Mariotti ends his rant by saying that he wants to get kicked out of the Baseball Writers Association of America. By all means writers, give the man what he wants.
In other news, if you just can’t get enough of terrible sports writers and their terrible Hall of Fame ballots, today Patrick Sullivan of Baseball Analysts has a FJM-style takedown of Dan Shaugnessy’s “I know a Hall of Famer when I see it” column from the other day. Good stuff.
Ben Zobrist posted a cool .809 OPS (120 OPS+) in 126 games this summer between Oakland and Kansas City while appearing defensively at second base, third base, and both corner outfield positions.
His steady bat and defensive versatility make him a fit for just about every club in Major League Baseball, and the defending National League champions are among the teams in hot pursuit …
It’s a little odd to see the rebuilding Braves listed there given that Zobrist is 34 years old, but Rosenthal says the interest stems from a “desire for him to serve as [a] model for younger players” as the club prepares to open a new ballpark in 2017. Wasn’t that supposed to be Nick Markakis‘ job?
Zobrist and his agent Alan Nero are believed to be seeking a four-year deal.
Hey, the hot stove is finally generating some real fire …
CBS Sports’ Jon Heyman reports that the Tigers have agreed to terms on a contract with free agent starter Jordan Zimmermann. It’s a five-year deal worth around $110 million, per Jon Morosi of FOX Sports.
This should have a domino effect on a loaded starting pitching market. David Price, Zack Greinke, Johnny Cueto, Mike Leake, and Jeff Samardzija are just a few of the names still out there.
Zimmermann, 29, posted a 3.66 ERA, 1.21 WHIP, and 164/39 K/BB ratio in 201 2/3 innings this past season for the Nationals. He had a 2.66 ERA in 2014 and threw a no-hitter on the final day of the regular season.
Zimmermann’s free agency is tied to draft pick compensation because he rejected a one-year, $15.8 million qualifying offer from Washington, but the Tigers finished with one of the 10-worst win-loss records in 2015 so their first-round pick in 2016 is protected. Detroit will give up its second-round pick instead.
Here’s a pretty good way to finally break out of that turkey-induced Thanksgiving tryptophan coma.
It’s a compilation of the 10 longest home runs from the 2015 season, with MLB.com’s Statcast technology providing data along the path of each blast …
Jon Morosi of FOX Sports reports that the Tigers are in discussions with free agent starter Jordan Zimmermann.
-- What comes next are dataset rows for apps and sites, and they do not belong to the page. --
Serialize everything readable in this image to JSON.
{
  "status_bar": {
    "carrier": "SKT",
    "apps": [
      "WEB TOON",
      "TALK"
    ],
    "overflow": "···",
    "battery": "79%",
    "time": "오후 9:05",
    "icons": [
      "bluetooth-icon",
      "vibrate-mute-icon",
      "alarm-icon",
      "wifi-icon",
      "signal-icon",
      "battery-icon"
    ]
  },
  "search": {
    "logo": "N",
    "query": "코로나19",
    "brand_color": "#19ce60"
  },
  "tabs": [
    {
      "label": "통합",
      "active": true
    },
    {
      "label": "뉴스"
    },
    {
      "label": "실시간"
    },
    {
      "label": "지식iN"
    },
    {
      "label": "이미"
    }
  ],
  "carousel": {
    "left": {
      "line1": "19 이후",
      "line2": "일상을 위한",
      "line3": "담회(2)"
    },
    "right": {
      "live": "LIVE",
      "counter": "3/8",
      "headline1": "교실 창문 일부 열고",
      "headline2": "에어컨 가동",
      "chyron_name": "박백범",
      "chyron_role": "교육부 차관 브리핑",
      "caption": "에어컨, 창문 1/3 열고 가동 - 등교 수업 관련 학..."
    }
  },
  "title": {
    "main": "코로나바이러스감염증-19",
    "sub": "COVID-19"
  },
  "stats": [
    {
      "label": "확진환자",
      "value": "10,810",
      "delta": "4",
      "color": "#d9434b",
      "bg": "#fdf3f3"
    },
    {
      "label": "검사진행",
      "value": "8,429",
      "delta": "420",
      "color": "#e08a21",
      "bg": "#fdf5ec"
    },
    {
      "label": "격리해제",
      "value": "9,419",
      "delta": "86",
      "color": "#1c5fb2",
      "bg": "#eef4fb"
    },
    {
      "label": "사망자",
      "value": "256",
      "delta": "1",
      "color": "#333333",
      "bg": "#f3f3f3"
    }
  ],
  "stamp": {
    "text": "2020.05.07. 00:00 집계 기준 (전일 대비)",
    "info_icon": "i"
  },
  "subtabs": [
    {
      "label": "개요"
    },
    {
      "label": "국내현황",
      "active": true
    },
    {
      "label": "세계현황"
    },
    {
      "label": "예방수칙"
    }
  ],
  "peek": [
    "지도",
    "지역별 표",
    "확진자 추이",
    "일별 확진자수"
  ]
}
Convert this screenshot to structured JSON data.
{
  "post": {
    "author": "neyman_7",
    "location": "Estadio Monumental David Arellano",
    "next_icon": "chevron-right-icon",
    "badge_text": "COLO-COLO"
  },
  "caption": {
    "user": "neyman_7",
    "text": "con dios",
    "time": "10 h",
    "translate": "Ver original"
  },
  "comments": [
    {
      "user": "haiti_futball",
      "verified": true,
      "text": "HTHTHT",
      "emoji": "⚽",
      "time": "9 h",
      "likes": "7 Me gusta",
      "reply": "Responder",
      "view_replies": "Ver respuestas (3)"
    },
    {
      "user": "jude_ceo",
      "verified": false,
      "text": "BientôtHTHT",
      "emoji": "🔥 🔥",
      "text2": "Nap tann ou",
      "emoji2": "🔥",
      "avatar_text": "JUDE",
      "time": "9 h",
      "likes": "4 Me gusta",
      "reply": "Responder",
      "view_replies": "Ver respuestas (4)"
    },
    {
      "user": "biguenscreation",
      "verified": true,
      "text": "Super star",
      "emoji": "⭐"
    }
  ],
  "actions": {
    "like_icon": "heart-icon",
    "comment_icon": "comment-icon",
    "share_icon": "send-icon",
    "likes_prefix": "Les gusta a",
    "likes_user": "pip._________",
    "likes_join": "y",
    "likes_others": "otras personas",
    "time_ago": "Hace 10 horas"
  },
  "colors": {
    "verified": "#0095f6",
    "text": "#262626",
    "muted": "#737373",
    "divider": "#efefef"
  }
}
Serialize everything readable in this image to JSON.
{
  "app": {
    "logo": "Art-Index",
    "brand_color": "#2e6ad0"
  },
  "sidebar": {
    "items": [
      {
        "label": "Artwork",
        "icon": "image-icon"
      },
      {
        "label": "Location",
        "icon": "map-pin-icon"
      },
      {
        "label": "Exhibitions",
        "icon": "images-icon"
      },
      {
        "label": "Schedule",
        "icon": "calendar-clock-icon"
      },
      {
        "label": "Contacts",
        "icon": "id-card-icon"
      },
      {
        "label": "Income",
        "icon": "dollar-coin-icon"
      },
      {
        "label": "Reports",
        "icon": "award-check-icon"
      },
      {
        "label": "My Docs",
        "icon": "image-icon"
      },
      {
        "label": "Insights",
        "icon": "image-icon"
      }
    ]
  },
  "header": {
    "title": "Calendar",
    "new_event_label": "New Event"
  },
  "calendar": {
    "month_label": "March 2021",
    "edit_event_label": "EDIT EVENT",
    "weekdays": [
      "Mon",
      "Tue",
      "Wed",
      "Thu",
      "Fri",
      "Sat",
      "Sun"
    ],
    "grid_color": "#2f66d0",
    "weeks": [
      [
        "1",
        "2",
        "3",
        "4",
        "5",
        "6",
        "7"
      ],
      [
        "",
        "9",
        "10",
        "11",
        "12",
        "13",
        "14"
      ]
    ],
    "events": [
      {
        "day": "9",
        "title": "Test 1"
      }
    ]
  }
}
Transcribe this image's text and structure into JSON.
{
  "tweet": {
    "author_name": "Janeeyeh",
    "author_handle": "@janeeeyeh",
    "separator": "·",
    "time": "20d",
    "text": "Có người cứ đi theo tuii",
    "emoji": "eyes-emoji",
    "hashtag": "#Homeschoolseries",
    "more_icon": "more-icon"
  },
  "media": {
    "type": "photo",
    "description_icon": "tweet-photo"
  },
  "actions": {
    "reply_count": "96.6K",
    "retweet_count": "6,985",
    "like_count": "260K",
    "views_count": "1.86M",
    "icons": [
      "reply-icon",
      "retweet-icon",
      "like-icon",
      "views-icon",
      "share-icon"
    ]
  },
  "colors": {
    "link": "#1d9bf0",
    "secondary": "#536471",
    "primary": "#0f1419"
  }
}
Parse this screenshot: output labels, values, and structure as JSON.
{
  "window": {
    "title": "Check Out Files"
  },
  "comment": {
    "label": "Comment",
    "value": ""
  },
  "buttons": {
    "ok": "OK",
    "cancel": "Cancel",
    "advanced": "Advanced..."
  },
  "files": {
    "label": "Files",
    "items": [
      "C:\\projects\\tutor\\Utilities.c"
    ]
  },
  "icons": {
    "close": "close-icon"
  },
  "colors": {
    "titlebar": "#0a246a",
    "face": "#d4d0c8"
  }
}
His sources have told him that the talks have become “serious”.
Zimmermann, 29, has a career 3.32 ERA across parts of seven seasons in the majors. He finished fifth in National League Cy Young Award balloting in 2014, finishing with a 2.66 ERA and a 182/29 K/BB ratio over 199 2/3 innings.
Among starters who have amassed at least 1,000 innings since 2009, only Cliff Lee, Dan Haren, Madison Bumgarner, and Zack Greinke have compiled a better strikeout-to-walk ratio than Zimmermann’s 4.09. While he doesn’t have the star power of other free agents such as Greinke or David Price, the Tigers would certainly improve their rotation by bringing him on board.